The headline-grabbing foundation involves Wood’s fight for victims of domestic violence and sexual assault in conjunction with a coalition of other survivors, which successfully lobbied to extend the statute of limitations on such cases in California.
At length, Wood describes meeting Manson, a.k.a. Brian Warner, when she was 18 (he was 37), the beginnings of their romance and disturbing allegations about how she was abused, including a music video in which their interactions prompted concern among members of the crew. Manson declined an interview, but his legal counsel provided a detailed statement to the filmmakers saying that he “vehemently denies any and all claims of sexual assault or abuse of anyone,” and that former partners had “weaponized” consensual relationships into “fabricated horror stories.”
“Phoenix Rising” proves most compelling during the first part, which includes a step-by-step breakdown of common patterns that domestic abusers follow to control and intimidate victims. That chapter incorporates Wood’s family issues and history, moving to Hollywood after her parents separated and becoming a child star, appearing in the extremely edgy “Thirteen,” a stark independent film about troubled teens.
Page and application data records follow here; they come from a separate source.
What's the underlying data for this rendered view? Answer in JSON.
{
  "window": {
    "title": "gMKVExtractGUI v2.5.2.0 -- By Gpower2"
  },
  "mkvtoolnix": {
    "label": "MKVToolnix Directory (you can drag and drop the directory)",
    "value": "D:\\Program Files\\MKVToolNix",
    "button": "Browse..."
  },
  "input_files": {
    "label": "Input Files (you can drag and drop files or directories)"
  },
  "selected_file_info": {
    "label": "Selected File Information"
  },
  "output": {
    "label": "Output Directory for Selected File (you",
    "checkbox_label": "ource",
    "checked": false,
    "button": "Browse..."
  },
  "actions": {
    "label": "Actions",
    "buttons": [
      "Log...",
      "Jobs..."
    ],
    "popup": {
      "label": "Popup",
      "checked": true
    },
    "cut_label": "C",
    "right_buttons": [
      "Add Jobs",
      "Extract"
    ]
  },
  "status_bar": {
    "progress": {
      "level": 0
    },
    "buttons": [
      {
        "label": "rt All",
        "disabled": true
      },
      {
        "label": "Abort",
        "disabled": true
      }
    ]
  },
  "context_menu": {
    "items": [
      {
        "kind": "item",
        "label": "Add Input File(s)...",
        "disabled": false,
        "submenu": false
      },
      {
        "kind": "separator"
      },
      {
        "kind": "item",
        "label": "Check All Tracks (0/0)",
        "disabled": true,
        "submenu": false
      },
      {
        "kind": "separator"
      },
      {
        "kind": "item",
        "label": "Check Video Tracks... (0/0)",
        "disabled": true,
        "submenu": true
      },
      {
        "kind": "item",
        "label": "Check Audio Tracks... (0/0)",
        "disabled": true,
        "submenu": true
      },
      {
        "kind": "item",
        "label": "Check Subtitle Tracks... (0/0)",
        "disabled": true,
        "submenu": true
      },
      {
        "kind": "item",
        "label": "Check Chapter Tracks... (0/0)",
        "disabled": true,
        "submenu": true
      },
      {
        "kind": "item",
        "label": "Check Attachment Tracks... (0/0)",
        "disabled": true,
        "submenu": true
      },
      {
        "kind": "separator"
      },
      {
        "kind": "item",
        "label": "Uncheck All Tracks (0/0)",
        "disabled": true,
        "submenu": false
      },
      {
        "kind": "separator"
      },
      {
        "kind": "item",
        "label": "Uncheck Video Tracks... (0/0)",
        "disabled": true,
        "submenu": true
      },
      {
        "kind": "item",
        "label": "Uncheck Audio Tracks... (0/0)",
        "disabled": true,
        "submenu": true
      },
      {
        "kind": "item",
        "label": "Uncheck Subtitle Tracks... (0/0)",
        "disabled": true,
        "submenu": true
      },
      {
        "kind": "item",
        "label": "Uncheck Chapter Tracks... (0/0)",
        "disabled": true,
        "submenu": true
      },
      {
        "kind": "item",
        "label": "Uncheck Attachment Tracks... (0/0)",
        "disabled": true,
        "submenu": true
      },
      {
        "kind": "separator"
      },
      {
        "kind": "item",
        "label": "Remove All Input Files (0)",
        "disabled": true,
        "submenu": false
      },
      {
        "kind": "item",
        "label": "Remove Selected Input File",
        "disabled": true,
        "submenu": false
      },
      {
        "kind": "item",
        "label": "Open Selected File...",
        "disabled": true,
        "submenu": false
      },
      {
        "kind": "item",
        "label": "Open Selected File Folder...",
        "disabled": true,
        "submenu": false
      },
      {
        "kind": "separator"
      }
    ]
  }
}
Wood, who was 14 while shooting the movie, discusses her discomfort with certain scenes, including one in which she had to make out with a 23-year-old actor. After that role, she recalls being offered various “Lolita”-type parts, and notes that Manson referenced the movie when they first met.
The documentary clearly comes with a specific mission in mind, shining light on the issue of domestic violence through the lens of Wood’s advocacy. Toward that end, HBO is partnering with RAINN (Rape, Abuse & Incest National Network) and other organizations to ensure that the embers stoked by “Phoenix Rising” don’t end there.
“Phoenix Rising” will air March 15-16 at 9 p.m. ET on HBO, which, like CNN, is a unit of WarnerMedia.